"Everyone is focused on the end of the stick, but there are so many other applications that we need to think about," said Heather Roff, research analyst at Johns Hopkins University's Applied Physics Laboratory. who helps the board of directors in the project.
The council also takes into account comments from technical leaders, academics and activists. On Friday, he planned a private meeting of Stanford professors, Google employees, venture capitalists and the International Committee of the Red Cross.
Lucy Suchman, a professor at Lancaster University in the United Kingdom, was eager to attend this meeting, but pessimistic about the long-term results of the Pentagon's ethics project. She expects that any document culminating in more than a simple public relations exercise relies on the meaningful control of a powerful new technology – a charge also in line with Google's guidelines on the law. ; IA. "It's ethical," she says.
Follow @https: //twitter.com/PCMag
When companies deploy Windows 10 to tens, hundreds, or even thousands of employees, default security is very important.
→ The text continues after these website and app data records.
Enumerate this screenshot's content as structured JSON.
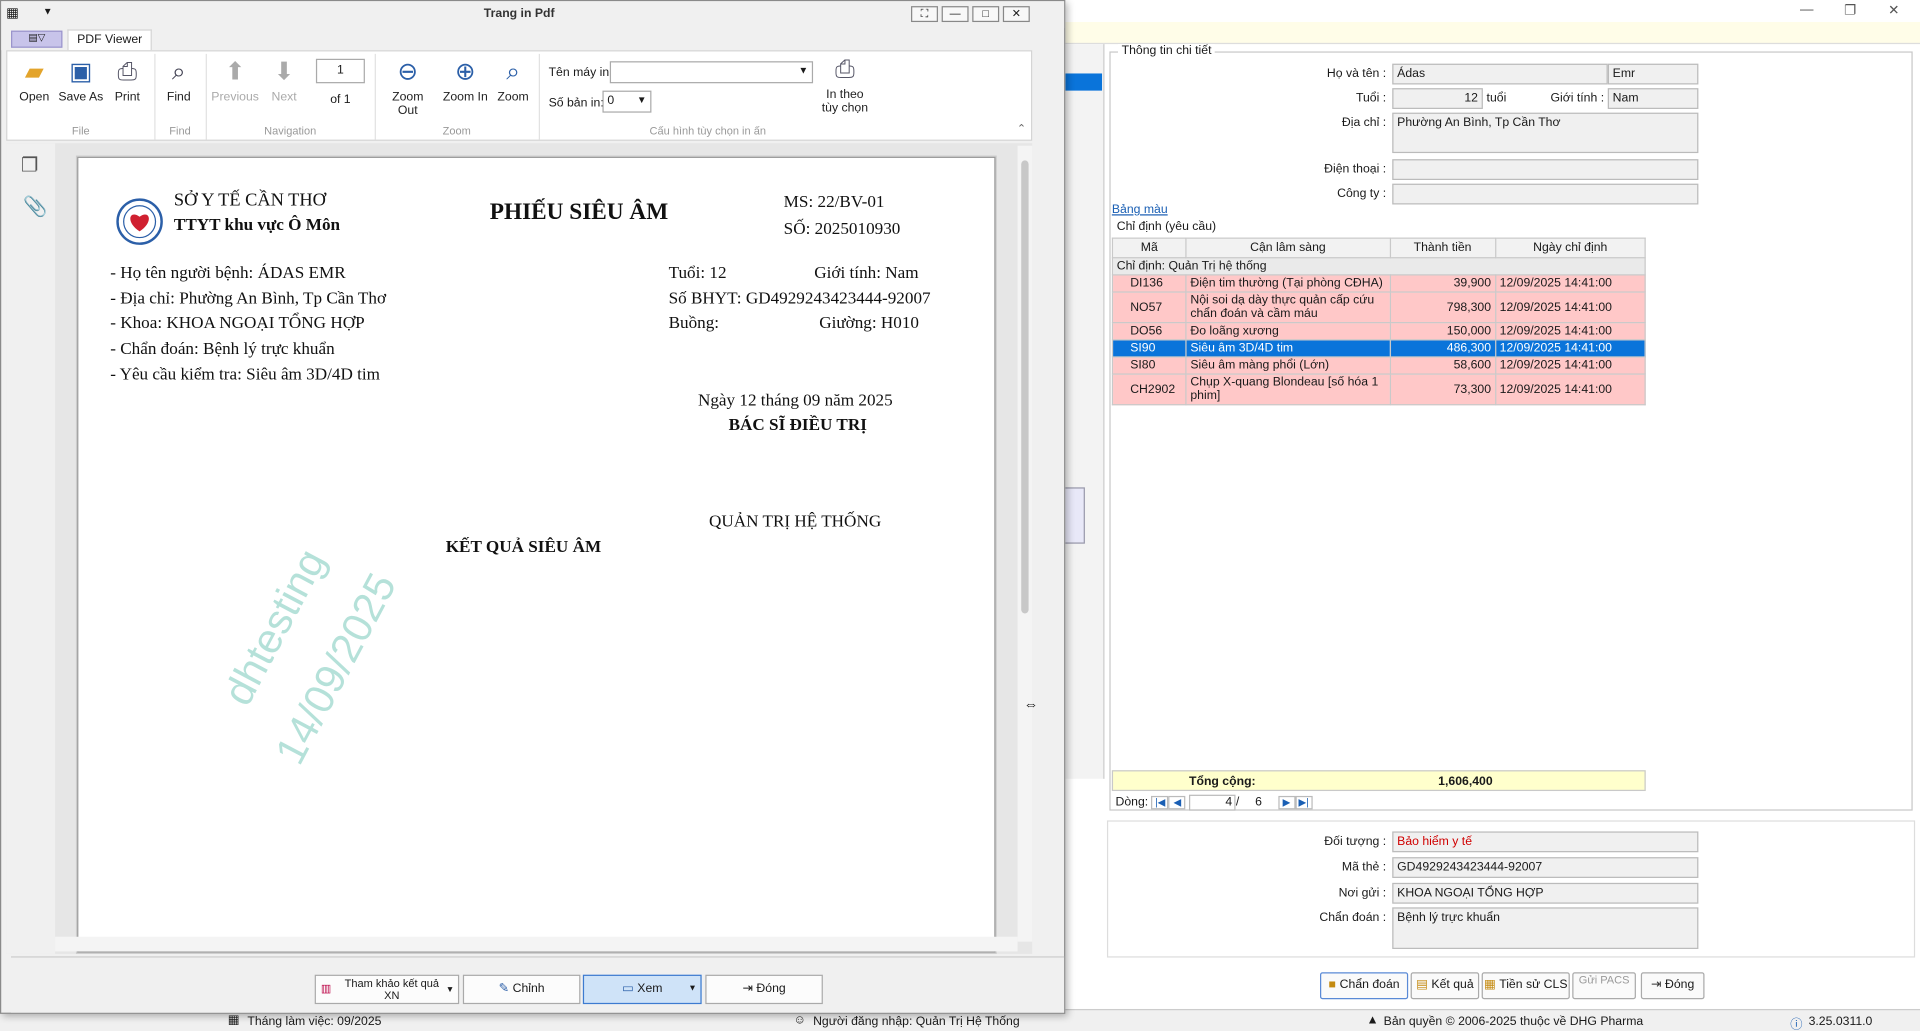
{
  "main_window": {
    "detail_title": "Thông tin chi tiết",
    "ho_ten_label": "Họ và tên :",
    "ho": "Ádas",
    "ten": "Emr",
    "tuoi_label": "Tuổi :",
    "tuoi": "12",
    "tuoi_unit": "tuổi",
    "gioi_tinh_label": "Giới tính :",
    "gioi_tinh": "Nam",
    "dia_chi_label": "Địa chỉ :",
    "dia_chi": "Phường An Bình, Tp Cần Thơ",
    "dien_thoai_label": "Điện thoại :",
    "dien_thoai": "",
    "cong_ty_label": "Công ty :",
    "cong_ty": "",
    "bang_mau": "Bảng màu",
    "chi_dinh_title": "Chỉ định (yêu cầu)",
    "columns": [
      "Mã",
      "Cận lâm sàng",
      "Thành tiền",
      "Ngày chỉ định"
    ],
    "group_label": "Chỉ định:  Quản Trị hệ thống",
    "rows": [
      {
        "ma": "DI136",
        "cls": "Điện tim thường (Tại phòng CĐHA)",
        "tien": "39,900",
        "ngay": "12/09/2025 14:41:00"
      },
      {
        "ma": "NO57",
        "cls": "Nội soi dạ dày thực quản cấp cứu chẩn đoán và cầm máu",
        "tien": "798,300",
        "ngay": "12/09/2025 14:41:00"
      },
      {
        "ma": "DO56",
        "cls": "Đo loãng xương",
        "tien": "150,000",
        "ngay": "12/09/2025 14:41:00"
      },
      {
        "ma": "SI90",
        "cls": "Siêu âm 3D/4D tim",
        "tien": "486,300",
        "ngay": "12/09/2025 14:41:00"
      },
      {
        "ma": "SI80",
        "cls": "Siêu âm màng phổi (Lớn)",
        "tien": "58,600",
        "ngay": "12/09/2025 14:41:00"
      },
      {
        "ma": "CH2902",
        "cls": "Chụp X-quang Blondeau [số hóa 1 phim]",
        "tien": "73,300",
        "ngay": "12/09/2025 14:41:00"
      }
    ],
    "tong_cong_label": "Tổng cộng:",
    "tong_cong": "1,606,400",
    "dong_label": "Dòng:",
    "dong_current": "4",
    "dong_sep": "/",
    "dong_total": "6",
    "doi_tuong_label": "Đối tượng :",
    "doi_tuong": "Bảo hiểm y tế",
    "ma_the_label": "Mã thẻ :",
    "ma_the": "GD4929243423444-92007",
    "noi_gui_label": "Nơi gửi :",
    "noi_gui": "KHOA NGOẠI TỔNG HỢP",
    "chan_doan_label": "Chẩn đoán :",
    "chan_doan": "Bệnh lý trực khuẩn",
    "buttons": {
      "chan_doan": "Chẩn đoán",
      "ket_qua": "Kết quả",
      "tien_su": "Tiền sử CLS",
      "gui_pacs": "Gửi PACS",
      "dong": "Đóng"
    }
  },
  "status_bar": {
    "thang": "Tháng làm việc: 09/2025",
    "nguoi": "Người đăng nhập: Quản Trị Hệ Thống",
    "ban_quyen": "Bản quyền © 2006-2025 thuộc về DHG Pharma",
    "version": "3.25.0311.0"
  },
  "pdf_window": {
    "title": "Trang in Pdf",
    "tab": "PDF Viewer",
    "ribbon": {
      "open": "Open",
      "save_as": "Save As",
      "print": "Print",
      "find": "Find",
      "previous": "Previous",
      "next": "Next",
      "page": "1",
      "of": "of 1",
      "zoom_out": "Zoom Out",
      "zoom_in": "Zoom In",
      "zoom": "Zoom",
      "ten_may_in": "Tên máy in:",
      "so_ban_in": "Số bản in:",
      "so_ban_value": "0",
      "in_theo": "In theo",
      "tuy_chon": "tùy chọn",
      "groups": {
        "file": "File",
        "find": "Find",
        "navigation": "Navigation",
        "zoom": "Zoom",
        "cauhinh": "Cấu hình tùy chọn in ấn"
      }
    },
    "document": {
      "so_y_te": "SỞ Y TẾ CẦN THƠ",
      "ttyt": "TTYT khu vực Ô Môn",
      "title": "PHIẾU SIÊU ÂM",
      "ms": "MS: 22/BV-01",
      "so": "SỐ: 2025010930",
      "ho_ten": "- Họ tên người bệnh: ÁDAS EMR",
      "dia_chi": "- Địa chỉ: Phường An Bình, Tp Cần Thơ",
      "khoa": "- Khoa: KHOA NGOẠI TỔNG HỢP",
      "chan_doan": "- Chẩn đoán: Bệnh lý trực khuẩn",
      "yeu_cau": "- Yêu cầu kiểm tra: Siêu âm 3D/4D tim",
      "tuoi": "Tuổi: 12",
      "gioi_tinh": "Giới tính: Nam",
      "bhyt": "Số BHYT: GD4929243423444-92007",
      "buong": "Buồng:",
      "giuong": "Giường: H010",
      "ngay": "Ngày 12 tháng 09 năm 2025",
      "bac_si": "BÁC SĨ ĐIỀU TRỊ",
      "quan_tri": "QUẢN TRỊ HỆ THỐNG",
      "ket_qua": "KẾT QUẢ SIÊU ÂM",
      "wm1": "dhtesting",
      "wm2": "14/09/2025"
    },
    "bottom": {
      "tham_khao": "Tham khảo kết quả XN",
      "chinh": "Chỉnh",
      "xem": "Xem",
      "dong": "Đóng"
    }
  }
}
That's why Microsoft provides Windows security baseline, consisting of a group of Microsoft-recommended configuration settings that can be relied upon to provide a more secure operating system.
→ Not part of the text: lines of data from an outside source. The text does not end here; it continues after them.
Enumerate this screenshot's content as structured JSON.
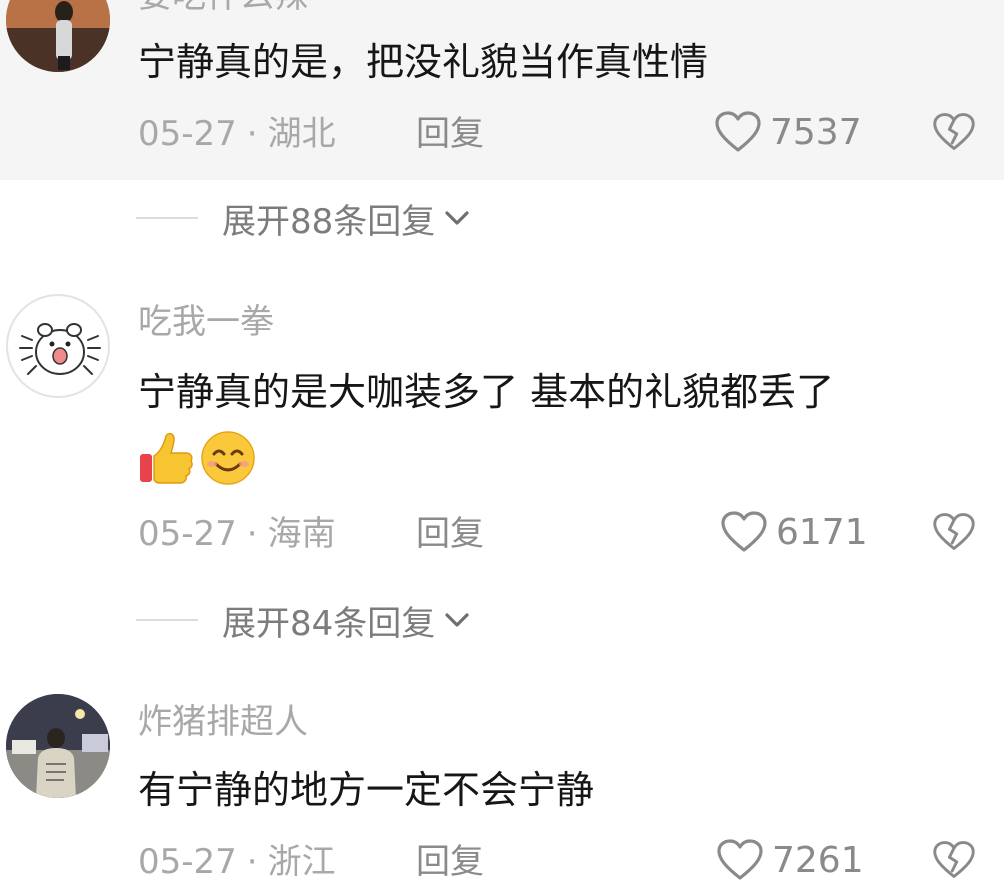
{
  "comments": [
    {
      "username": "要吃什么辣",
      "content": "宁静真的是，把没礼貌当作真性情",
      "date": "05-27",
      "location": "湖北",
      "reply_label": "回复",
      "likes": "7537",
      "expand_label": "展开88条回复"
    },
    {
      "username": "吃我一拳",
      "content": "宁静真的是大咖装多了 基本的礼貌都丢了",
      "emojis": [
        "thumbs-up-icon",
        "smile-icon"
      ],
      "date": "05-27",
      "location": "海南",
      "reply_label": "回复",
      "likes": "6171",
      "expand_label": "展开84条回复"
    },
    {
      "username": "炸猪排超人",
      "content": "有宁静的地方一定不会宁静",
      "date": "05-27",
      "location": "浙江",
      "reply_label": "回复",
      "likes": "7261"
    }
  ],
  "separator": "·",
  "colors": {
    "highlight_bg": "#f5f5f5",
    "text_primary": "#161616",
    "text_secondary": "#a8a8a8",
    "icon": "#8a8a8a"
  }
}
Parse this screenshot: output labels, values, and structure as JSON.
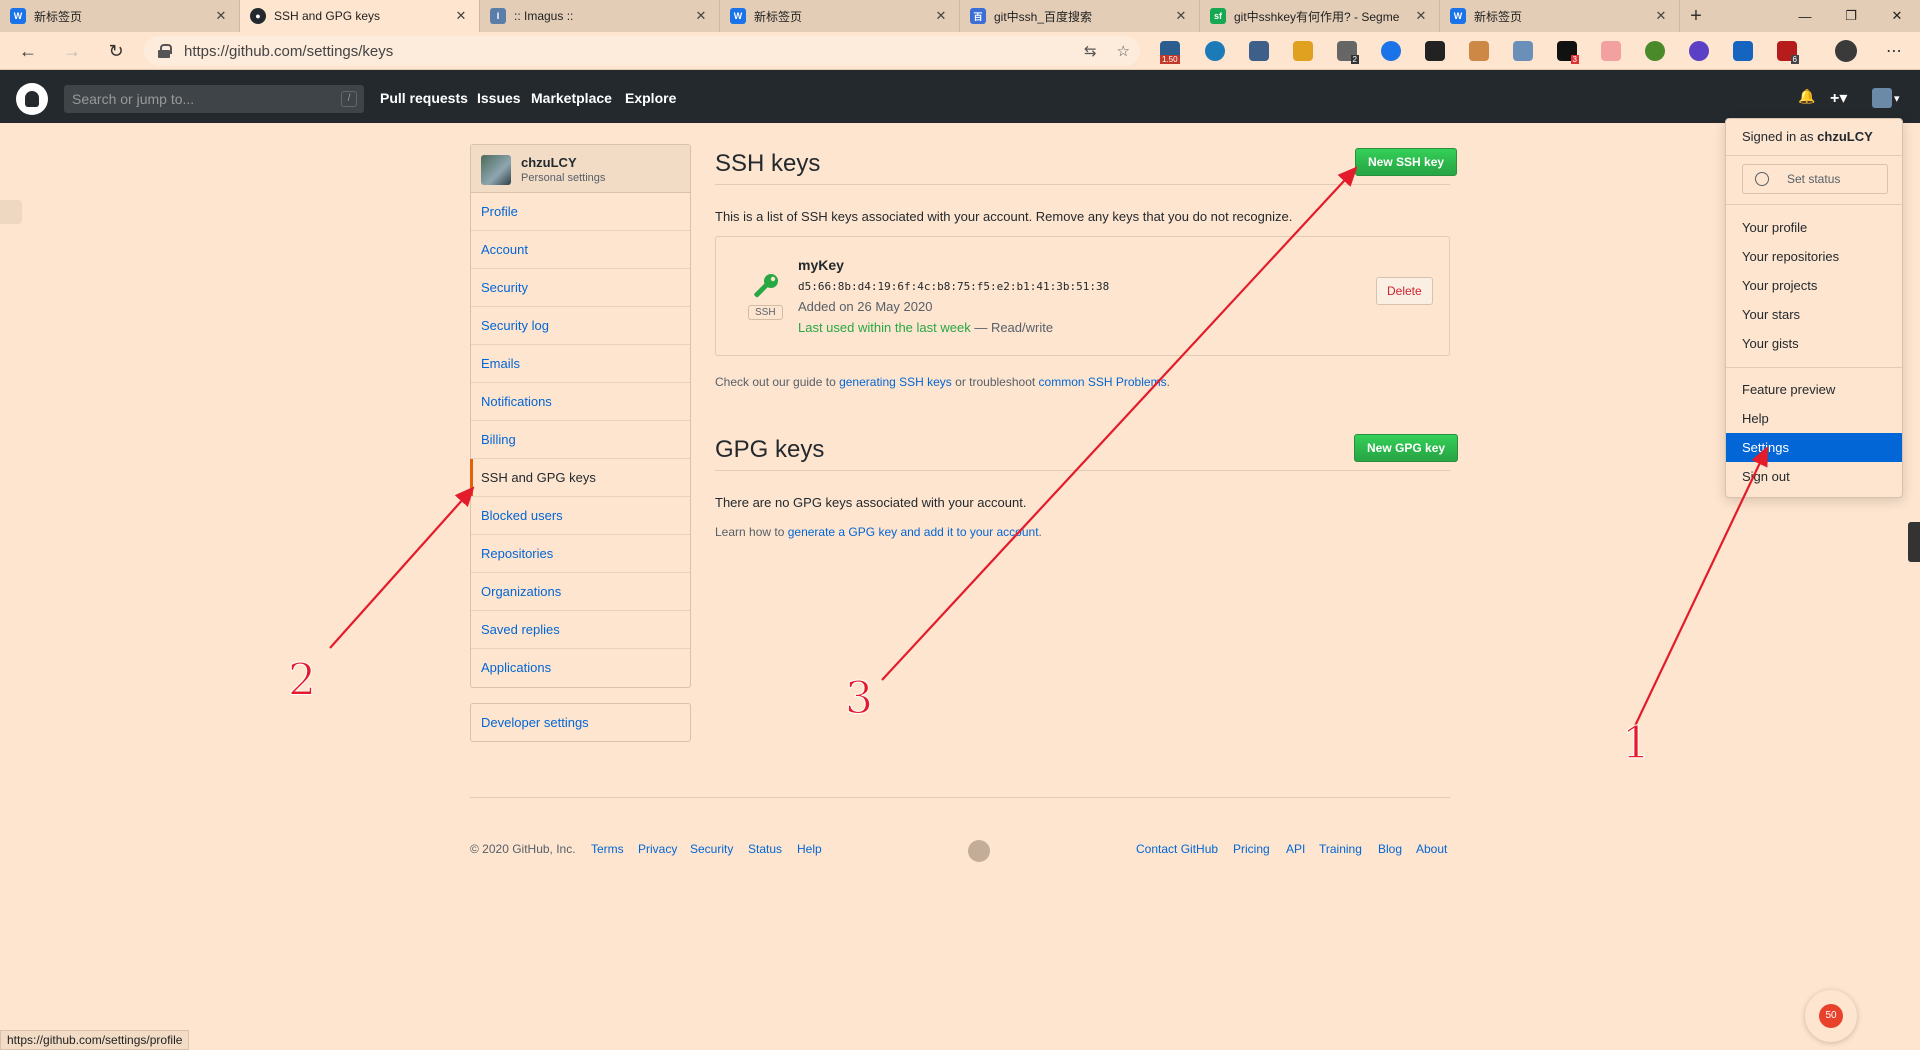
{
  "browser": {
    "tabs": [
      {
        "title": "新标签页",
        "icon_color": "#1a73e8",
        "icon_text": "W"
      },
      {
        "title": "SSH and GPG keys",
        "icon_color": "#24292e",
        "icon_text": "●"
      },
      {
        "title": ":: Imagus ::",
        "icon_color": "#5a7ea8",
        "icon_text": "I"
      },
      {
        "title": "新标签页",
        "icon_color": "#1a73e8",
        "icon_text": "W"
      },
      {
        "title": "git中ssh_百度搜索",
        "icon_color": "#3b6fd6",
        "icon_text": "百"
      },
      {
        "title": "git中sshkey有何作用? - Segme",
        "icon_color": "#16a951",
        "icon_text": "sf"
      },
      {
        "title": "新标签页",
        "icon_color": "#1a73e8",
        "icon_text": "W"
      }
    ],
    "tab_close": "✕",
    "new_tab": "+",
    "window_controls": {
      "minimize": "—",
      "maximize": "❐",
      "close": "✕"
    },
    "nav": {
      "back": "←",
      "forward": "→",
      "refresh": "↻"
    },
    "url": "https://github.com/settings/keys",
    "url_icons": [
      "translate-icon",
      "star-icon"
    ],
    "extension_badges": [
      "1.50",
      "2",
      "3",
      "6"
    ],
    "status_url": "https://github.com/settings/profile"
  },
  "github": {
    "search_placeholder": "Search or jump to...",
    "search_shortcut": "/",
    "nav": [
      "Pull requests",
      "Issues",
      "Marketplace",
      "Explore"
    ],
    "header_icons": {
      "bell": "🔔",
      "plus": "+▾",
      "caret": "▾"
    },
    "sidebar": {
      "username": "chzuLCY",
      "subtitle": "Personal settings",
      "items": [
        "Profile",
        "Account",
        "Security",
        "Security log",
        "Emails",
        "Notifications",
        "Billing",
        "SSH and GPG keys",
        "Blocked users",
        "Repositories",
        "Organizations",
        "Saved replies",
        "Applications"
      ],
      "selected_index": 7,
      "developer_settings": "Developer settings"
    },
    "ssh": {
      "title": "SSH keys",
      "new_button": "New SSH key",
      "description": "This is a list of SSH keys associated with your account. Remove any keys that you do not recognize.",
      "key": {
        "name": "myKey",
        "fingerprint": "d5:66:8b:d4:19:6f:4c:b8:75:f5:e2:b1:41:3b:51:38",
        "added": "Added on 26 May 2020",
        "last_used": "Last used within the last week",
        "access": " — Read/write",
        "badge": "SSH",
        "delete_button": "Delete"
      },
      "guide_prefix": "Check out our guide to ",
      "guide_link1": "generating SSH keys",
      "guide_middle": " or troubleshoot ",
      "guide_link2": "common SSH Problems",
      "guide_suffix": "."
    },
    "gpg": {
      "title": "GPG keys",
      "new_button": "New GPG key",
      "empty": "There are no GPG keys associated with your account.",
      "learn_prefix": "Learn how to ",
      "learn_link": "generate a GPG key and add it to your account",
      "learn_suffix": "."
    },
    "footer": {
      "copyright": "© 2020 GitHub, Inc.",
      "left_links": [
        "Terms",
        "Privacy",
        "Security",
        "Status",
        "Help"
      ],
      "right_links": [
        "Contact GitHub",
        "Pricing",
        "API",
        "Training",
        "Blog",
        "About"
      ]
    },
    "dropdown": {
      "signed_in_prefix": "Signed in as ",
      "signed_in_user": "chzuLCY",
      "set_status": "Set status",
      "group1": [
        "Your profile",
        "Your repositories",
        "Your projects",
        "Your stars",
        "Your gists"
      ],
      "group2": [
        "Feature preview",
        "Help",
        "Settings",
        "Sign out"
      ],
      "highlighted": "Settings"
    }
  },
  "annotations": {
    "numbers": [
      "1",
      "2",
      "3"
    ],
    "color": "#e31b2b"
  },
  "fab_badge": "50"
}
As part of the reference, in the past Microsoft had defined a 60-day password expiration policy that required each user to change their password every two months (unless an organization changed the configuration). As Ars Technica ReportsWith the release of Windows 10 v1903, the expiration of the password is removed from the baseline as it affects security.
Microsoft explains in its last basic security project for Windows "When humans are forced to change their passwords, all too often they slightly and predictably modify their existing passwords and / or forget their new passwords … The periodic expiration of the password is a defense only against the password (or hash) will be stolen during its validity interval and will be used by an unauthorized entity.If a password has never been stolen, it will not be stolen. it's not necessary to have it expire. "
Microsoft also points out that if a password is stolen, the thief has 60 days to use it based on this expiration policy, which gives him ample time to enter a system and cause chaos. So, at all levels, the expiration of the password simply does not work, which is why it disappears.
Passwords must always respect a minimum length, be complex enough not to be easily guessed, have never been used and stored securely. It may be that individual organizations apply their own expiry policy, but it seems likely that the demand for a new password every few months will have far fewer workers in the future, this which is good for their health and safety.
This article was originally published on PCMag
Each product here is independently selected by Mashable's reporters. If you buy something, we can earn an affiliate commission that helps us support our work.
Microsoft is now part of an exclusive club: one trillion dollar companies.
On Thursday, the company's stock price opened at $ 130 per share, bringing its total market capitalization (the price of all its shares combined) to more than $ 1 trillion. This is the third company to break through Applewho hit the mark in August 2018, and Amazon, which received this rating in September 2018.
The increase in value comes thanks to impressive results report the company posted Wednesday. Microsoft's three divisions – IT hardware, software, cloud, and enterprise services – weigh heavily. Microsoft 's business figure for the quarter grew 14% over last year, for a quarterly total business turnover of $ 30.6 billion.
Stock prices fluctuate often – Apple and Amazon have both lost their price, and the value of Microsoft was already just under $ 1 trillion from 10.30 ET. The valuation of one trillion dollars is more a step of breathtaking confidence in these giants of technology.